Problem to work on:
Work through the data below and copy out every line where "traversez" is found.

Dataset rows describing interfaces:
*** Begin section ***
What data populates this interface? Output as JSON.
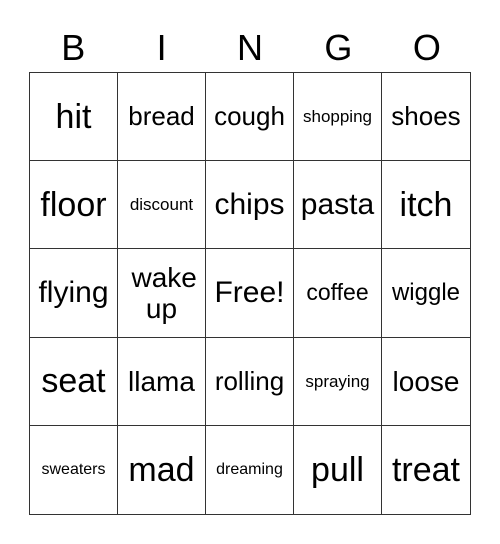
{
  "header": [
    "B",
    "I",
    "N",
    "G",
    "O"
  ],
  "cells": [
    "hit",
    "bread",
    "cough",
    "shopping",
    "shoes",
    "floor",
    "discount",
    "chips",
    "pasta",
    "itch",
    "flying",
    "wake up",
    "Free!",
    "coffee",
    "wiggle",
    "seat",
    "llama",
    "rolling",
    "spraying",
    "loose",
    "sweaters",
    "mad",
    "dreaming",
    "pull",
    "treat"
  ]
}
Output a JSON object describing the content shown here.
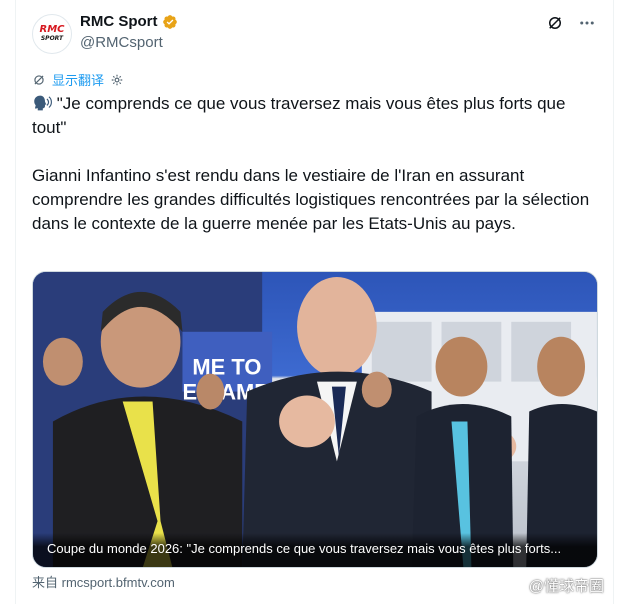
{
  "account": {
    "display_name": "RMC Sport",
    "handle": "@RMCsport",
    "avatar_text": "RMC",
    "avatar_subtext": "SPORT",
    "verified_color": "#e8a317"
  },
  "header_icons": [
    "grok-icon",
    "more-options-icon"
  ],
  "translate": {
    "label": "显示翻译"
  },
  "tweet": {
    "quote_line": "\"Je comprends ce que vous traversez mais vous êtes plus forts que tout\"",
    "body": "Gianni Infantino s'est rendu dans le vestiaire de l'Iran en assurant comprendre les grandes difficultés logistiques rencontrées par la sélection dans le contexte de la guerre menée par les Etats-Unis au pays."
  },
  "media": {
    "caption": "Coupe du monde 2026: \"Je comprends ce que vous traversez mais vous êtes plus forts...",
    "background_banner_text": "ME TO\nE GAME",
    "alt": "Infantino in Iran locker room"
  },
  "source": {
    "label": "来自 rmcsport.bfmtv.com"
  },
  "watermark": {
    "label": "@懂球帝圈"
  },
  "colors": {
    "link": "#1d9bf0",
    "secondary_text": "#536471",
    "brand_red": "#d71920"
  }
}
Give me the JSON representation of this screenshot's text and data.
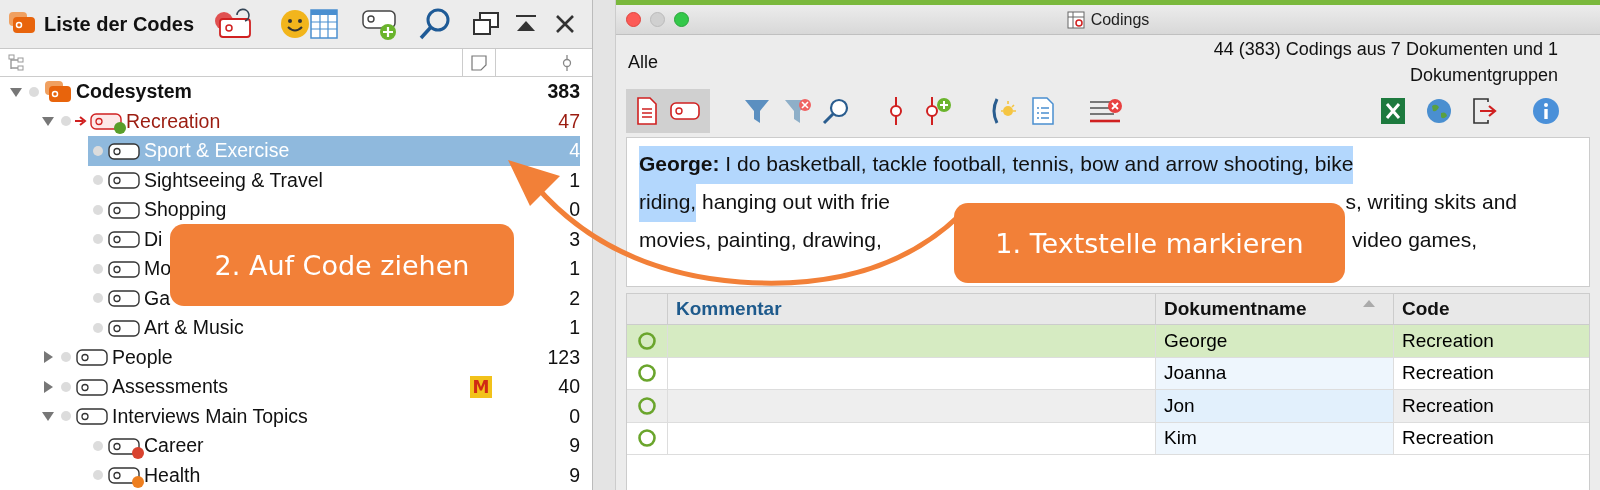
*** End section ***
Exercise response:
    "quote_line": "\"Je comprends ce que vous traversez mais vous êtes plus forts que tout\"",
    "caption": "Coupe du monde 2026: \"Je comprends ce que vous traversez mais vous êtes plus forts...",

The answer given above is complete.